• WHAT THE TASK REQUIRES:
Reproduce the data below word for word, setting aside any picture it holds.

• THE DATA:
━━━━

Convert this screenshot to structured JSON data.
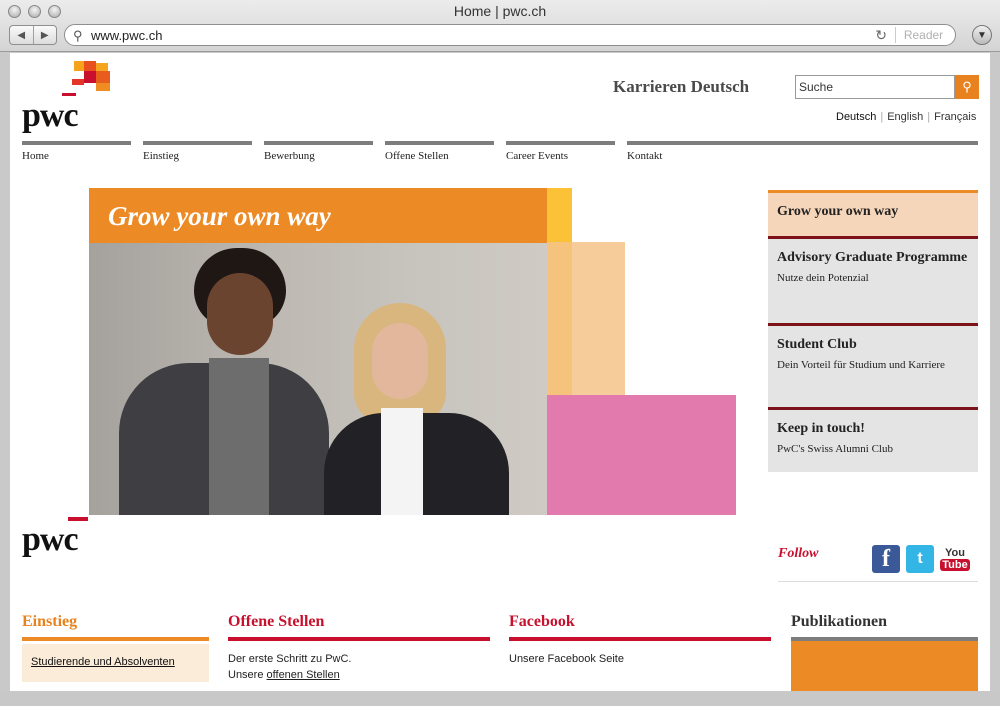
{
  "window": {
    "title": "Home | pwc.ch",
    "url": "www.pwc.ch",
    "reader_label": "Reader"
  },
  "header": {
    "logo_text": "pwc",
    "top_links": "Karrieren Deutsch",
    "search_placeholder": "Suche",
    "languages": [
      "Deutsch",
      "English",
      "Français"
    ]
  },
  "nav": {
    "items": [
      "Home",
      "Einstieg",
      "Bewerbung",
      "Offene Stellen",
      "Career Events",
      "Kontakt"
    ]
  },
  "hero": {
    "title": "Grow your own way"
  },
  "sidebar": {
    "cards": [
      {
        "title": "Grow your own way",
        "subtitle": ""
      },
      {
        "title": "Advisory Graduate Programme",
        "subtitle": "Nutze dein Potenzial"
      },
      {
        "title": "Student Club",
        "subtitle": "Dein Vorteil für Studium und Karriere"
      },
      {
        "title": "Keep in touch!",
        "subtitle": "PwC's Swiss Alumni Club"
      }
    ]
  },
  "follow": {
    "label": "Follow",
    "youtube_top": "You",
    "youtube_bottom": "Tube"
  },
  "columns": {
    "einstieg": {
      "title": "Einstieg",
      "link": "Studierende und Absolventen"
    },
    "stellen": {
      "title": "Offene Stellen",
      "line1": "Der erste Schritt zu PwC.",
      "line2_prefix": "Unsere ",
      "line2_link": "offenen Stellen"
    },
    "facebook": {
      "title": "Facebook",
      "line1": "Unsere Facebook Seite"
    },
    "publikationen": {
      "title": "Publikationen"
    }
  },
  "colors": {
    "orange": "#ec8a26",
    "red": "#c8102e",
    "dark_red": "#7b1318",
    "pink": "#e27aad",
    "yellow": "#fbc237"
  }
}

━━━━

• REPLY:
Convert this screenshot to structured JSON data.
{
  "window": {
    "title": "Home | pwc.ch",
    "url": "www.pwc.ch",
    "reader_label": "Reader"
  },
  "header": {
    "logo_text": "pwc",
    "top_links": "Karrieren Deutsch",
    "search_placeholder": "Suche",
    "languages": [
      "Deutsch",
      "English",
      "Français"
    ]
  },
  "nav": {
    "items": [
      "Home",
      "Einstieg",
      "Bewerbung",
      "Offene Stellen",
      "Career Events",
      "Kontakt"
    ]
  },
  "hero": {
    "title": "Grow your own way"
  },
  "sidebar": {
    "cards": [
      {
        "title": "Grow your own way",
        "subtitle": ""
      },
      {
        "title": "Advisory Graduate Programme",
        "subtitle": "Nutze dein Potenzial"
      },
      {
        "title": "Student Club",
        "subtitle": "Dein Vorteil für Studium und Karriere"
      },
      {
        "title": "Keep in touch!",
        "subtitle": "PwC's Swiss Alumni Club"
      }
    ]
  },
  "follow": {
    "label": "Follow",
    "youtube_top": "You",
    "youtube_bottom": "Tube"
  },
  "columns": {
    "einstieg": {
      "title": "Einstieg",
      "link": "Studierende und Absolventen"
    },
    "stellen": {
      "title": "Offene Stellen",
      "line1": "Der erste Schritt zu PwC.",
      "line2_prefix": "Unsere ",
      "line2_link": "offenen Stellen"
    },
    "facebook": {
      "title": "Facebook",
      "line1": "Unsere Facebook Seite"
    },
    "publikationen": {
      "title": "Publikationen"
    }
  },
  "colors": {
    "orange": "#ec8a26",
    "red": "#c8102e",
    "dark_red": "#7b1318",
    "pink": "#e27aad",
    "yellow": "#fbc237"
  }
}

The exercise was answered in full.